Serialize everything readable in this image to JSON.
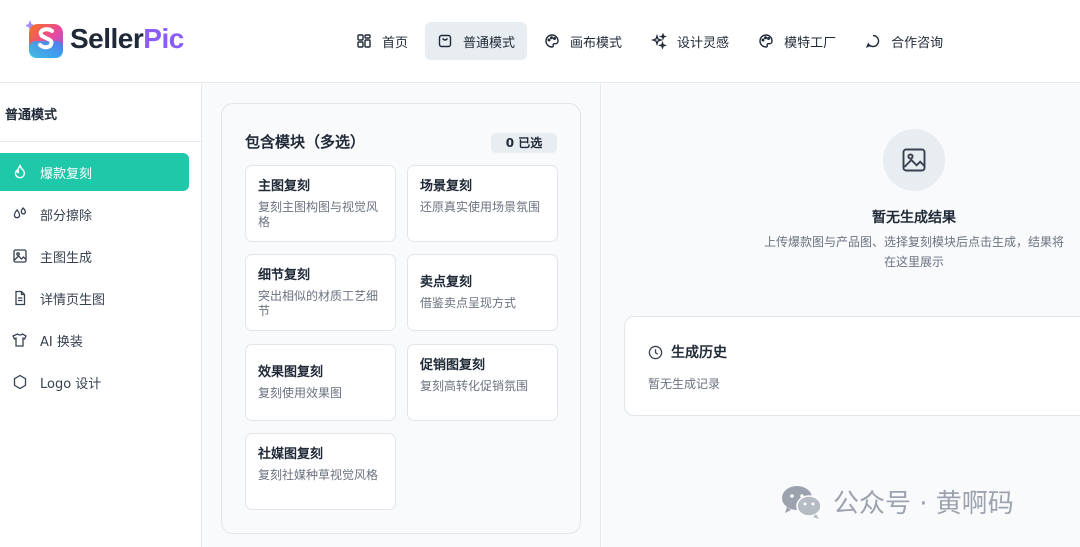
{
  "brand": {
    "seller": "Seller",
    "pic": "Pic"
  },
  "nav": [
    {
      "label": "首页",
      "icon": "home-icon"
    },
    {
      "label": "普通模式",
      "icon": "bag-icon",
      "active": true
    },
    {
      "label": "画布模式",
      "icon": "palette-icon"
    },
    {
      "label": "设计灵感",
      "icon": "sparkles-icon"
    },
    {
      "label": "模特工厂",
      "icon": "palette-icon"
    },
    {
      "label": "合作咨询",
      "icon": "chat-icon"
    }
  ],
  "sidebar": {
    "title": "普通模式",
    "items": [
      {
        "label": "爆款复刻",
        "icon": "flame-icon",
        "active": true
      },
      {
        "label": "部分擦除",
        "icon": "droplets-icon"
      },
      {
        "label": "主图生成",
        "icon": "image-icon"
      },
      {
        "label": "详情页生图",
        "icon": "document-icon"
      },
      {
        "label": "AI 换装",
        "icon": "shirt-icon"
      },
      {
        "label": "Logo 设计",
        "icon": "hexagon-icon"
      }
    ]
  },
  "modules": {
    "title": "包含模块（多选）",
    "selected_count": "0 已选",
    "options": [
      {
        "title": "主图复刻",
        "desc": "复刻主图构图与视觉风格"
      },
      {
        "title": "场景复刻",
        "desc": "还原真实使用场景氛围"
      },
      {
        "title": "细节复刻",
        "desc": "突出相似的材质工艺细节"
      },
      {
        "title": "卖点复刻",
        "desc": "借鉴卖点呈现方式"
      },
      {
        "title": "效果图复刻",
        "desc": "复刻使用效果图"
      },
      {
        "title": "促销图复刻",
        "desc": "复刻高转化促销氛围"
      },
      {
        "title": "社媒图复刻",
        "desc": "复刻社媒种草视觉风格"
      }
    ]
  },
  "result": {
    "empty_title": "暂无生成结果",
    "empty_desc": "上传爆款图与产品图、选择复刻模块后点击生成，结果将在这里展示"
  },
  "history": {
    "title": "生成历史",
    "empty": "暂无生成记录"
  },
  "watermark": "公众号 · 黄啊码",
  "colors": {
    "accent": "#1fc8a8",
    "brand_purple": "#8b5cf6"
  }
}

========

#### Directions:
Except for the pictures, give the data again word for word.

#### Response below:
Serialize everything readable in this image to JSON.
{
  "brand": {
    "seller": "Seller",
    "pic": "Pic"
  },
  "nav": [
    {
      "label": "首页",
      "icon": "home-icon"
    },
    {
      "label": "普通模式",
      "icon": "bag-icon",
      "active": true
    },
    {
      "label": "画布模式",
      "icon": "palette-icon"
    },
    {
      "label": "设计灵感",
      "icon": "sparkles-icon"
    },
    {
      "label": "模特工厂",
      "icon": "palette-icon"
    },
    {
      "label": "合作咨询",
      "icon": "chat-icon"
    }
  ],
  "sidebar": {
    "title": "普通模式",
    "items": [
      {
        "label": "爆款复刻",
        "icon": "flame-icon",
        "active": true
      },
      {
        "label": "部分擦除",
        "icon": "droplets-icon"
      },
      {
        "label": "主图生成",
        "icon": "image-icon"
      },
      {
        "label": "详情页生图",
        "icon": "document-icon"
      },
      {
        "label": "AI 换装",
        "icon": "shirt-icon"
      },
      {
        "label": "Logo 设计",
        "icon": "hexagon-icon"
      }
    ]
  },
  "modules": {
    "title": "包含模块（多选）",
    "selected_count": "0 已选",
    "options": [
      {
        "title": "主图复刻",
        "desc": "复刻主图构图与视觉风格"
      },
      {
        "title": "场景复刻",
        "desc": "还原真实使用场景氛围"
      },
      {
        "title": "细节复刻",
        "desc": "突出相似的材质工艺细节"
      },
      {
        "title": "卖点复刻",
        "desc": "借鉴卖点呈现方式"
      },
      {
        "title": "效果图复刻",
        "desc": "复刻使用效果图"
      },
      {
        "title": "促销图复刻",
        "desc": "复刻高转化促销氛围"
      },
      {
        "title": "社媒图复刻",
        "desc": "复刻社媒种草视觉风格"
      }
    ]
  },
  "result": {
    "empty_title": "暂无生成结果",
    "empty_desc": "上传爆款图与产品图、选择复刻模块后点击生成，结果将在这里展示"
  },
  "history": {
    "title": "生成历史",
    "empty": "暂无生成记录"
  },
  "watermark": "公众号 · 黄啊码",
  "colors": {
    "accent": "#1fc8a8",
    "brand_purple": "#8b5cf6"
  }
}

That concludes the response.